Dosage Requirements for Orally Administered Phenylbutazone in African and Asian Elephants (Loxodonta africana and Elephas maximus)
Phenylbutazone is a non-steroidal anti-inflammatory drug that works through inhibition of the arachidonic acid cascade to decrease production of prostaglandins and thromboxane. It has been used in elephants to treat inflammatory conditions like arthritis with empirical dosages ranging between 1–2 mg/kg every 24 hours. However, metabolic scaling calculations are unreliable due to the large difference in body size of elephants compared to other species, and potential negative side effects from use of phenylbutazone can include gastrointestinal ulceration and inhibition of T4 to T3 conversion. To determine safe and therapeutic dosing regimens for phenylbutazone in elephants, 17 animals held in captivity in North America were used in this study.
Pharmacokinetic parameters of phenylbutazone were determined in 10 African (Loxodonta africana) and seven Asian (Elephas maximus) elephants after single-dose oral administrations of 2, 3, and 4 mg/kg doses as well as multiple-dose administrations. There were significant differences in pharmacokinetic values between elephant species for clearance, terminal half-life, and mean residence time. For example, clearance for 2 mg/kg dosages was 27.9 versus 6.5 ml/hour/kg for African and Asian elephants, respectively, concurrent with mean residence times of 27.5 versus 66.4 hours. Asian elephants also showed a double peak in plasma concentrations versus time, suggesting enterohepatic recycling of phenylbutazone in Asian but not African elephants.
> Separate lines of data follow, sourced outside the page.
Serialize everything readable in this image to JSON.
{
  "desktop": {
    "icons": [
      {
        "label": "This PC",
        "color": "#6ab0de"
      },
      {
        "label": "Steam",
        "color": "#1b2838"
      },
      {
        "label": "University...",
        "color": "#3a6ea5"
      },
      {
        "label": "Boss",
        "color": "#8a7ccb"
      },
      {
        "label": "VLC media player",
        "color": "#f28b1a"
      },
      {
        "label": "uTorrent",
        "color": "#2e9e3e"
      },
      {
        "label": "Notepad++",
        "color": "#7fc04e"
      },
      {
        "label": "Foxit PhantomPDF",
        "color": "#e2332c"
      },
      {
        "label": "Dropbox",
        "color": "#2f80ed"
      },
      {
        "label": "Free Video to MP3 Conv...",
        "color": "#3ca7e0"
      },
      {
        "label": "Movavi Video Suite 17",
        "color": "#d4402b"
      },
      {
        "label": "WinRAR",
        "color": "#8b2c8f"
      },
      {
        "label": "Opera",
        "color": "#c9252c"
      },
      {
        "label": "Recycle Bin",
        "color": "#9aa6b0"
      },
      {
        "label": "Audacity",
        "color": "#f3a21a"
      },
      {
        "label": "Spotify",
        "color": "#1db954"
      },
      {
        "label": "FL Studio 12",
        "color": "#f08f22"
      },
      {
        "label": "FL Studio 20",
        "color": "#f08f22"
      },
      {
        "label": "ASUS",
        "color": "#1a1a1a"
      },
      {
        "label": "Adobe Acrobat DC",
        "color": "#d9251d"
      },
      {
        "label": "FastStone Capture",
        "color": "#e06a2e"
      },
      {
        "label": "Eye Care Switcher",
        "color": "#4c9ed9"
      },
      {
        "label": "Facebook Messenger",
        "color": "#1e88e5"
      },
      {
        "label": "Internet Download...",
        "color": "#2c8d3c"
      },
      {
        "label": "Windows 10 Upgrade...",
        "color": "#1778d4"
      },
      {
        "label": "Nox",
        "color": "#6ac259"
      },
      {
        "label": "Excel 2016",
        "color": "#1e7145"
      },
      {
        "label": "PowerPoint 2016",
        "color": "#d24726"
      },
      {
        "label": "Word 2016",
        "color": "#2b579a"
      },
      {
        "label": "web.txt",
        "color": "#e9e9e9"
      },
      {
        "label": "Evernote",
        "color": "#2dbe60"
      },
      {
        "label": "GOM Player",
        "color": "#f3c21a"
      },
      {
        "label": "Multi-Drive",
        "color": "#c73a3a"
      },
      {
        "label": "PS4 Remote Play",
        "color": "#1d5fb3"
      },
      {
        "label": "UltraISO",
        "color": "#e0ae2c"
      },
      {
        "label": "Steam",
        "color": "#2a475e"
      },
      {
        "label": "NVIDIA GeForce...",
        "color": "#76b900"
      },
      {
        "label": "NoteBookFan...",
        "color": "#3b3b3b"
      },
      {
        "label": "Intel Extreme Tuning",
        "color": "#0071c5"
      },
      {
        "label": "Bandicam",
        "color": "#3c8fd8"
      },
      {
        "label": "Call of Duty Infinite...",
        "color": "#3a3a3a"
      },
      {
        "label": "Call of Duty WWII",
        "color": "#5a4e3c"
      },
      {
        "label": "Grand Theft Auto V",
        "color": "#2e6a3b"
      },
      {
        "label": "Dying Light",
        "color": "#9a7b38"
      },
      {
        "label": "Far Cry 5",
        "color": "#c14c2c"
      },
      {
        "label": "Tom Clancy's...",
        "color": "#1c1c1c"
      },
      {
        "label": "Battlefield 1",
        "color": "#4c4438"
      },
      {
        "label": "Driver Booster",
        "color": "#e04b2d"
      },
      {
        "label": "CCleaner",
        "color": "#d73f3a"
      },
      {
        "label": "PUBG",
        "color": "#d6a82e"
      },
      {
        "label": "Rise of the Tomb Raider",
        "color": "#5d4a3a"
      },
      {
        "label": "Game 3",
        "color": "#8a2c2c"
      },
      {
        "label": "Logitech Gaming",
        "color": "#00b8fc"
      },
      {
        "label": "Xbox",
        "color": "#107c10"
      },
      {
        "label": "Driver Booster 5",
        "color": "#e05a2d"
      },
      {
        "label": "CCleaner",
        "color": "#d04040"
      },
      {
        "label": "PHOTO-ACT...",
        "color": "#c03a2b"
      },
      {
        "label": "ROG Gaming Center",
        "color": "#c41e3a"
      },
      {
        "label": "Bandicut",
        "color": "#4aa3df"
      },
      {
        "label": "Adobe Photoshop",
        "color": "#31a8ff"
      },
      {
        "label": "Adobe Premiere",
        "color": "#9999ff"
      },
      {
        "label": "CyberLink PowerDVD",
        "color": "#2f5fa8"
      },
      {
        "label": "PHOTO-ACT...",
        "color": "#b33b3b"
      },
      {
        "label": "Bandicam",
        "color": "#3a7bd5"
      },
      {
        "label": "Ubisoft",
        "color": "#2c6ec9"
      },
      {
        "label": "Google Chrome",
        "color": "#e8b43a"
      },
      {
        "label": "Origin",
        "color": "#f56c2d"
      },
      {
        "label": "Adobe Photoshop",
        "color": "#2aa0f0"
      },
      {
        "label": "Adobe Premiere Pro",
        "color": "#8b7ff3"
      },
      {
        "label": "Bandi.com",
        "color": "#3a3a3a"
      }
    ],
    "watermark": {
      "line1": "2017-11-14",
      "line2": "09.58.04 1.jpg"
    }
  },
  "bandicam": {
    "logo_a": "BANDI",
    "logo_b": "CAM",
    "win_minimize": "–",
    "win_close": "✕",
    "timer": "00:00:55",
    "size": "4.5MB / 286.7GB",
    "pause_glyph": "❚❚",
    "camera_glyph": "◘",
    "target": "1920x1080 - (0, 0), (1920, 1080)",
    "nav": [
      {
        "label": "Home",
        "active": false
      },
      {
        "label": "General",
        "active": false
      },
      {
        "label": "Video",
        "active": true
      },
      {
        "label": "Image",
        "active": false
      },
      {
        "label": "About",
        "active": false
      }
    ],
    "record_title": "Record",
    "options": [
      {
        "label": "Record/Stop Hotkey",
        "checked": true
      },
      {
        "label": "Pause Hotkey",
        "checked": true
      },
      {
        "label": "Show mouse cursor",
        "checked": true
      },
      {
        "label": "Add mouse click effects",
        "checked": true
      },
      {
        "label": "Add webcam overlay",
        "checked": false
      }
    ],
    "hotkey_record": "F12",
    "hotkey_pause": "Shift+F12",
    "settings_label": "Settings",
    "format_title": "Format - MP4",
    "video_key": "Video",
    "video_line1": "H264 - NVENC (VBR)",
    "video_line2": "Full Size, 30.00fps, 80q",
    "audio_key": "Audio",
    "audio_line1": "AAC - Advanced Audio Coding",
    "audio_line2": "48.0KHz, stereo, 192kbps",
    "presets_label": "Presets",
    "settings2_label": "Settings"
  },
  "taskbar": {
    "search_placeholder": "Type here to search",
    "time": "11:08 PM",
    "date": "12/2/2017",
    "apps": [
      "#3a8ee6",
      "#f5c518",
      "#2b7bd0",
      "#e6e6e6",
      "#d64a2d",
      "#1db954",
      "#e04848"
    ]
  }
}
Different treatment regimens are recommended. Based on the results of this study, we recommend Asian elephants receive 3 mg/kg every 48 hours and African elephants receive 2 mg/kg every 24 hours.
We thank the elephant keepers and staff at the following organizations for collecting blood samples for this study: Kansas City Zoo, Riddle’s Elephant Sanctuary, the Bowmanville Zoo, Seneca Park Zoo, Wild Things, Inc., and Oregon Zoo. The Morris Animal Foundation provided funding for this research.